London, June 19, 2013
The UK's highest court has ruled that the British government was wrong to have imposed sanctions on an Iranian bank in 2009 over alleged links to Iran's nuclear programme.
The Supreme Court decision on Wednesday mirrored a January ruling by the European Union's General Court, which overturned sanctions imposed in 2010, and could result in the bank suing Britain for damages.
Bank Mellat said in January that it would sue individual governments for damages, and a bank spokesman told Reuters on Wednesday that it is considering launching a claim against Britain that "could exceed 500 million pounds".
Europe and the United States have imposed sanctions against Iran in an effort to persuade it to rein in its nuclear programme. Western nations believe that the country is attempting to develop nuclear weapons, though Tehran says the programme is for domestic power generation and medical purposes.
In a majority judgment, Supreme Court Judge Jonathan Sumption said that the British government had been "arbitrary", "irrational" and "disproportionate" to single out Bank Mellat, Iran's largest private bank, for sanctions.

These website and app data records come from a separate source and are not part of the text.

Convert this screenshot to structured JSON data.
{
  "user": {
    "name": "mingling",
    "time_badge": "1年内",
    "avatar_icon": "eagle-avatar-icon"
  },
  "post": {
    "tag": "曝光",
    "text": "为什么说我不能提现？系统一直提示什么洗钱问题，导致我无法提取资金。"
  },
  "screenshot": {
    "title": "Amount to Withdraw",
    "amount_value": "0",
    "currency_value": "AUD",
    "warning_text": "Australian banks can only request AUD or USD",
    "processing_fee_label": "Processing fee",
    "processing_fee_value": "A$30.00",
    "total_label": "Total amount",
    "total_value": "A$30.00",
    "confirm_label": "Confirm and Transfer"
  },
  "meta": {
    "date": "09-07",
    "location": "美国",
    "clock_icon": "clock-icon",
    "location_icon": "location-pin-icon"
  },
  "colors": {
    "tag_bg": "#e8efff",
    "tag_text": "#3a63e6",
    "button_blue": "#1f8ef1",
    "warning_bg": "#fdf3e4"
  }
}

Bank Mellat has long denied allegations that it aided Iran's disputed nuclear programme and argued that it had not been consulted before sanctions were imposed.
It also questioned the Supreme Court's use of secret sessions for the first time, excluding the bank from parts of the proceedings, though a majority of the nine judges ruled that it was appropriate in this case.

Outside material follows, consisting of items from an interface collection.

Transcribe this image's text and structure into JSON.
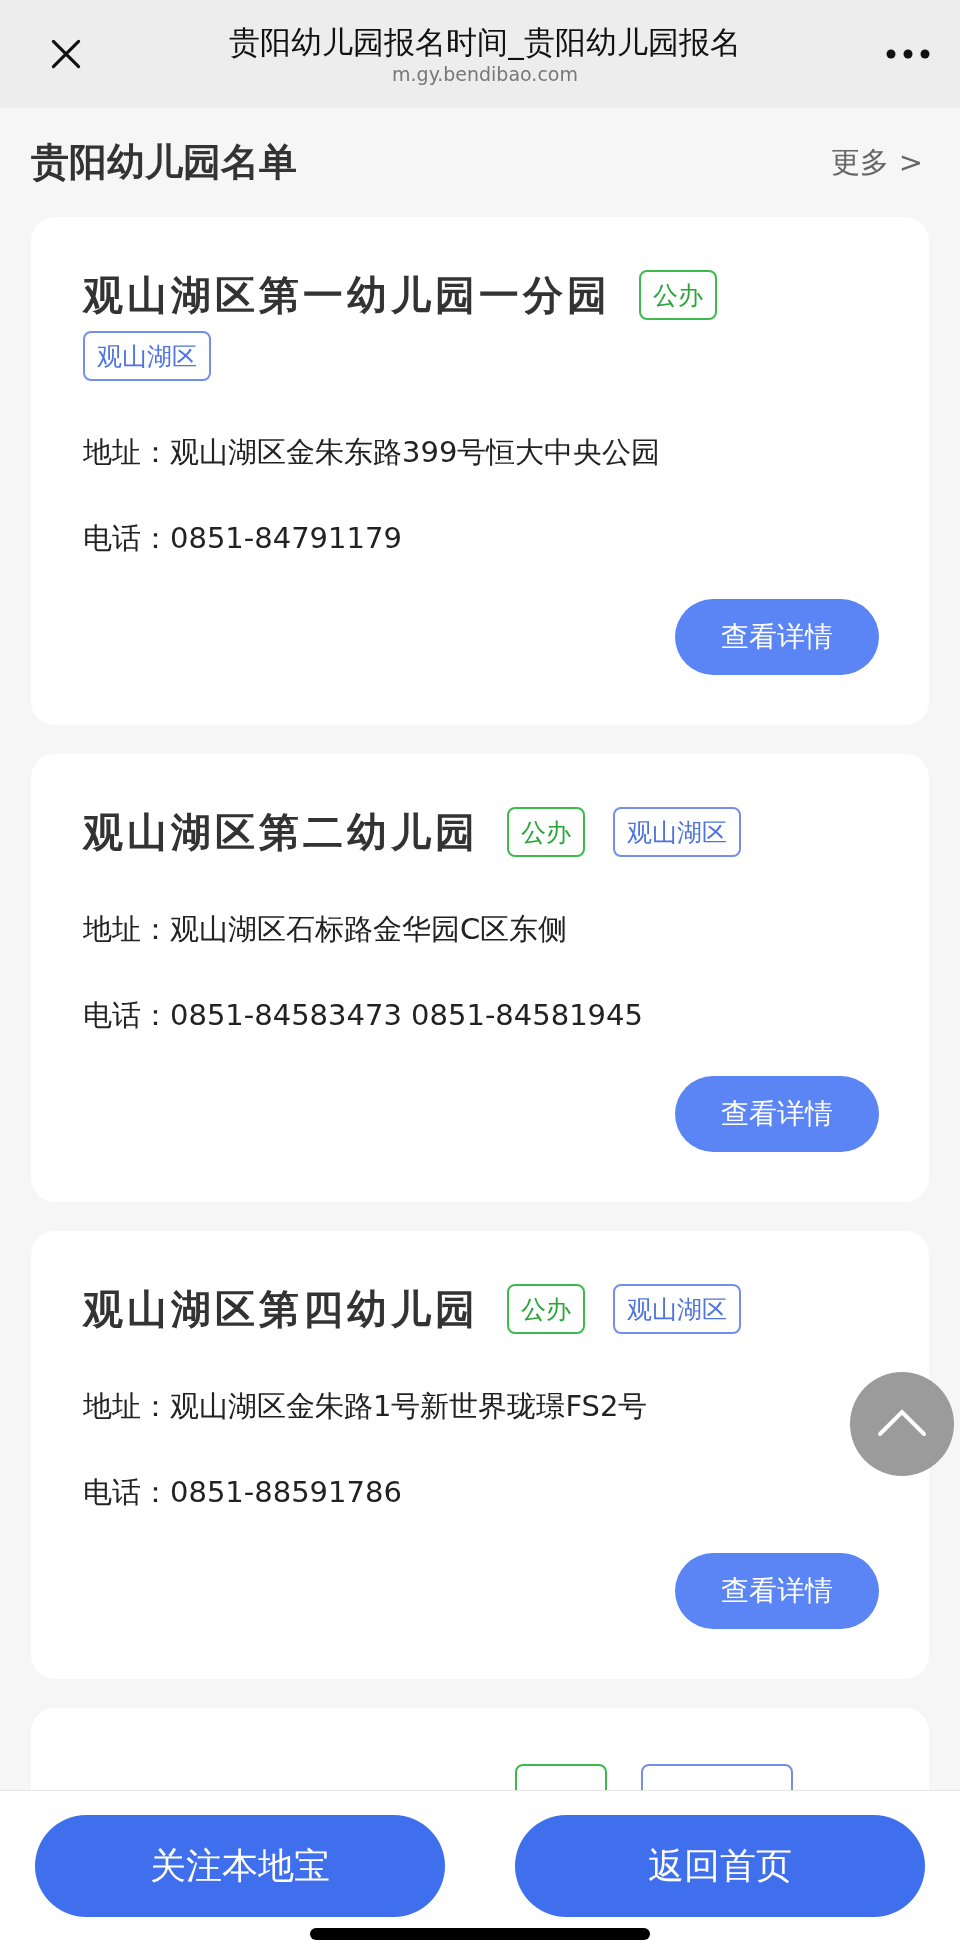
{
  "top_bar": {
    "title": "贵阳幼儿园报名时间_贵阳幼儿园报名",
    "url": "m.gy.bendibao.com"
  },
  "section": {
    "heading": "贵阳幼儿园名单",
    "more_link": "更多 >"
  },
  "kindergartens": [
    {
      "name": "观山湖区第一幼儿园一分园",
      "tags": [
        {
          "label": "公办",
          "kind": "type"
        },
        {
          "label": "观山湖区",
          "kind": "district"
        }
      ],
      "address": "地址：观山湖区金朱东路399号恒大中央公园",
      "phone": "电话：0851-84791179",
      "button": "查看详情"
    },
    {
      "name": "观山湖区第二幼儿园",
      "tags": [
        {
          "label": "公办",
          "kind": "type"
        },
        {
          "label": "观山湖区",
          "kind": "district"
        }
      ],
      "address": "地址：观山湖区石标路金华园C区东侧",
      "phone": "电话：0851-84583473 0851-84581945",
      "button": "查看详情"
    },
    {
      "name": "观山湖区第四幼儿园",
      "tags": [
        {
          "label": "公办",
          "kind": "type"
        },
        {
          "label": "观山湖区",
          "kind": "district"
        }
      ],
      "address": "地址：观山湖区金朱路1号新世界珑璟FS2号",
      "phone": "电话：0851-88591786",
      "button": "查看详情"
    }
  ],
  "bottom_buttons": [
    "关注本地宝",
    "返回首页"
  ]
}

"Today's ruling is a victory for the rule of law as much as it is for Bank Mellat," said Sarosh Zaiwalla, a senior partner at the bank's law firm Zaiwalla & Co Solicitors.
The British government's sanctions on Bank Mellat prevented the whole of the UK's financial sector from having any business relationship with the bank. Sanctions imposed on the bank by the United States remain in place.
Wednesday's rulings come against the backdrop of a debate over the use of secret evidence in British courts. The government is keen to extend the use of so-called Closed Material Procedures to civil court cases.
It was the first secret session in the Supreme Court's history and meant that the bank itself was not shown all the evidence. – Reuters
More Government & Laws Stories
- Qatar outraged over terror claims
- Bahrain PM condemns exploitation of children
- Qatar will not alter foreign policy: source
- Bahrain accuses Iran of fomenting trouble
- 'Put security before rights' in Bahrain: publisher
- 'Hizbollah trained Daih blast suspect'
- Key terror blast suspects named in Bahrain
- $2.6m Royal Fund for martyrs set up
- Bahrain to draw up new anti-terror laws
- GCC ROW: Qatar voices surprise over envoys pull out
- GCC tobacco tax rise ‘will fuel illicit trade’
- Saudi, UAE, Bahrain withdraw envoys from Qatar
- Bahrain explosion draws global condemnation
- GDN photographer hurt in blast is discharged
- Iran playing increasing role in Bahrain unrest
- Bahrain launches 6-point plan to fight terror
- Sisi gives sign he will run for president
- New Saudi clamp on energy drinks
- Health insurance must for Saudi visa
- Qatari doctor gets 7 years jail in UAE
- Family violence law articles approved in Bahrain
- Credit card thief jailed in Bahrain
- GDN photographer hurt in Bahrain explosion
- Bahrain King orders crackdown on terrorists
- Bahrain's 4-year development plan on track
- Bahrain authorities warn of rogue labour camps
- Experts draw 'startling comparisons' in explosives
- Bahrain reforms 'far exceed recommendations'
- Kuwaiti Emir undergoes minor surgery
- Special court to deal with travel bans backed